*** INFORMATION GIVEN
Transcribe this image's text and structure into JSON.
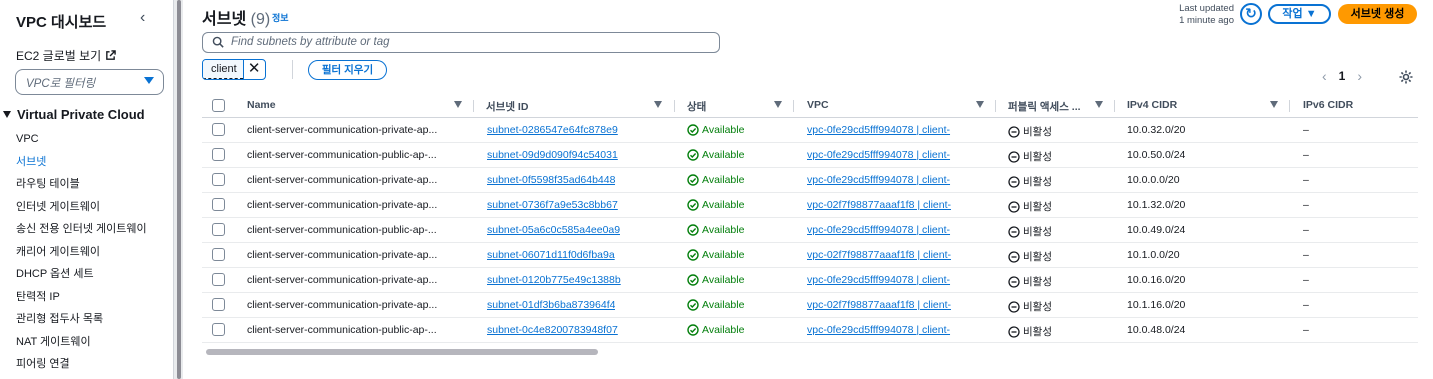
{
  "sidebar": {
    "title": "VPC 대시보드",
    "global_view": "EC2 글로벌 보기",
    "filter_placeholder": "VPC로 필터링",
    "section": "Virtual Private Cloud",
    "items": [
      {
        "label": "VPC"
      },
      {
        "label": "서브넷",
        "active": true
      },
      {
        "label": "라우팅 테이블"
      },
      {
        "label": "인터넷 게이트웨이"
      },
      {
        "label": "송신 전용 인터넷 게이트웨이"
      },
      {
        "label": "캐리어 게이트웨이"
      },
      {
        "label": "DHCP 옵션 세트"
      },
      {
        "label": "탄력적 IP"
      },
      {
        "label": "관리형 접두사 목록"
      },
      {
        "label": "NAT 게이트웨이"
      },
      {
        "label": "피어링 연결"
      }
    ]
  },
  "header": {
    "title": "서브넷",
    "count": "(9)",
    "info": "정보",
    "last_updated_line1": "Last updated",
    "last_updated_line2": "1 minute ago",
    "actions_label": "작업 ▼",
    "create_label": "서브넷 생성"
  },
  "search": {
    "placeholder": "Find subnets by attribute or tag",
    "token": "client",
    "clear_label": "필터 지우기"
  },
  "pagination": {
    "current": "1"
  },
  "table": {
    "columns": [
      "Name",
      "서브넷 ID",
      "상태",
      "VPC",
      "퍼블릭 액세스 ...",
      "IPv4 CIDR",
      "IPv6 CIDR"
    ],
    "rows": [
      {
        "name": "client-server-communication-private-ap...",
        "id": "subnet-0286547e64fc878e9",
        "state": "Available",
        "vpc": "vpc-0fe29cd5fff994078 | client-",
        "public": "비활성",
        "ipv4": "10.0.32.0/20",
        "ipv6": "–"
      },
      {
        "name": "client-server-communication-public-ap-...",
        "id": "subnet-09d9d090f94c54031",
        "state": "Available",
        "vpc": "vpc-0fe29cd5fff994078 | client-",
        "public": "비활성",
        "ipv4": "10.0.50.0/24",
        "ipv6": "–"
      },
      {
        "name": "client-server-communication-private-ap...",
        "id": "subnet-0f5598f35ad64b448",
        "state": "Available",
        "vpc": "vpc-0fe29cd5fff994078 | client-",
        "public": "비활성",
        "ipv4": "10.0.0.0/20",
        "ipv6": "–"
      },
      {
        "name": "client-server-communication-private-ap...",
        "id": "subnet-0736f7a9e53c8bb67",
        "state": "Available",
        "vpc": "vpc-02f7f98877aaaf1f8 | client-",
        "public": "비활성",
        "ipv4": "10.1.32.0/20",
        "ipv6": "–"
      },
      {
        "name": "client-server-communication-public-ap-...",
        "id": "subnet-05a6c0c585a4ee0a9",
        "state": "Available",
        "vpc": "vpc-0fe29cd5fff994078 | client-",
        "public": "비활성",
        "ipv4": "10.0.49.0/24",
        "ipv6": "–"
      },
      {
        "name": "client-server-communication-private-ap...",
        "id": "subnet-06071d11f0d6fba9a",
        "state": "Available",
        "vpc": "vpc-02f7f98877aaaf1f8 | client-",
        "public": "비활성",
        "ipv4": "10.1.0.0/20",
        "ipv6": "–"
      },
      {
        "name": "client-server-communication-private-ap...",
        "id": "subnet-0120b775e49c1388b",
        "state": "Available",
        "vpc": "vpc-0fe29cd5fff994078 | client-",
        "public": "비활성",
        "ipv4": "10.0.16.0/20",
        "ipv6": "–"
      },
      {
        "name": "client-server-communication-private-ap...",
        "id": "subnet-01df3b6ba873964f4",
        "state": "Available",
        "vpc": "vpc-02f7f98877aaaf1f8 | client-",
        "public": "비활성",
        "ipv4": "10.1.16.0/20",
        "ipv6": "–"
      },
      {
        "name": "client-server-communication-public-ap-...",
        "id": "subnet-0c4e8200783948f07",
        "state": "Available",
        "vpc": "vpc-0fe29cd5fff994078 | client-",
        "public": "비활성",
        "ipv4": "10.0.48.0/24",
        "ipv6": "–"
      }
    ]
  },
  "colors": {
    "link": "#0972d3",
    "primary": "#ff9900",
    "success": "#037f0c"
  }
}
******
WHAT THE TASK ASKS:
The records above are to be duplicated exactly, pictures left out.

EXPECTED ANSWER:
Transcribe this image's text and structure into JSON.
{
  "sidebar": {
    "title": "VPC 대시보드",
    "global_view": "EC2 글로벌 보기",
    "filter_placeholder": "VPC로 필터링",
    "section": "Virtual Private Cloud",
    "items": [
      {
        "label": "VPC"
      },
      {
        "label": "서브넷",
        "active": true
      },
      {
        "label": "라우팅 테이블"
      },
      {
        "label": "인터넷 게이트웨이"
      },
      {
        "label": "송신 전용 인터넷 게이트웨이"
      },
      {
        "label": "캐리어 게이트웨이"
      },
      {
        "label": "DHCP 옵션 세트"
      },
      {
        "label": "탄력적 IP"
      },
      {
        "label": "관리형 접두사 목록"
      },
      {
        "label": "NAT 게이트웨이"
      },
      {
        "label": "피어링 연결"
      }
    ]
  },
  "header": {
    "title": "서브넷",
    "count": "(9)",
    "info": "정보",
    "last_updated_line1": "Last updated",
    "last_updated_line2": "1 minute ago",
    "actions_label": "작업 ▼",
    "create_label": "서브넷 생성"
  },
  "search": {
    "placeholder": "Find subnets by attribute or tag",
    "token": "client",
    "clear_label": "필터 지우기"
  },
  "pagination": {
    "current": "1"
  },
  "table": {
    "columns": [
      "Name",
      "서브넷 ID",
      "상태",
      "VPC",
      "퍼블릭 액세스 ...",
      "IPv4 CIDR",
      "IPv6 CIDR"
    ],
    "rows": [
      {
        "name": "client-server-communication-private-ap...",
        "id": "subnet-0286547e64fc878e9",
        "state": "Available",
        "vpc": "vpc-0fe29cd5fff994078 | client-",
        "public": "비활성",
        "ipv4": "10.0.32.0/20",
        "ipv6": "–"
      },
      {
        "name": "client-server-communication-public-ap-...",
        "id": "subnet-09d9d090f94c54031",
        "state": "Available",
        "vpc": "vpc-0fe29cd5fff994078 | client-",
        "public": "비활성",
        "ipv4": "10.0.50.0/24",
        "ipv6": "–"
      },
      {
        "name": "client-server-communication-private-ap...",
        "id": "subnet-0f5598f35ad64b448",
        "state": "Available",
        "vpc": "vpc-0fe29cd5fff994078 | client-",
        "public": "비활성",
        "ipv4": "10.0.0.0/20",
        "ipv6": "–"
      },
      {
        "name": "client-server-communication-private-ap...",
        "id": "subnet-0736f7a9e53c8bb67",
        "state": "Available",
        "vpc": "vpc-02f7f98877aaaf1f8 | client-",
        "public": "비활성",
        "ipv4": "10.1.32.0/20",
        "ipv6": "–"
      },
      {
        "name": "client-server-communication-public-ap-...",
        "id": "subnet-05a6c0c585a4ee0a9",
        "state": "Available",
        "vpc": "vpc-0fe29cd5fff994078 | client-",
        "public": "비활성",
        "ipv4": "10.0.49.0/24",
        "ipv6": "–"
      },
      {
        "name": "client-server-communication-private-ap...",
        "id": "subnet-06071d11f0d6fba9a",
        "state": "Available",
        "vpc": "vpc-02f7f98877aaaf1f8 | client-",
        "public": "비활성",
        "ipv4": "10.1.0.0/20",
        "ipv6": "–"
      },
      {
        "name": "client-server-communication-private-ap...",
        "id": "subnet-0120b775e49c1388b",
        "state": "Available",
        "vpc": "vpc-0fe29cd5fff994078 | client-",
        "public": "비활성",
        "ipv4": "10.0.16.0/20",
        "ipv6": "–"
      },
      {
        "name": "client-server-communication-private-ap...",
        "id": "subnet-01df3b6ba873964f4",
        "state": "Available",
        "vpc": "vpc-02f7f98877aaaf1f8 | client-",
        "public": "비활성",
        "ipv4": "10.1.16.0/20",
        "ipv6": "–"
      },
      {
        "name": "client-server-communication-public-ap-...",
        "id": "subnet-0c4e8200783948f07",
        "state": "Available",
        "vpc": "vpc-0fe29cd5fff994078 | client-",
        "public": "비활성",
        "ipv4": "10.0.48.0/24",
        "ipv6": "–"
      }
    ]
  },
  "colors": {
    "link": "#0972d3",
    "primary": "#ff9900",
    "success": "#037f0c"
  }
}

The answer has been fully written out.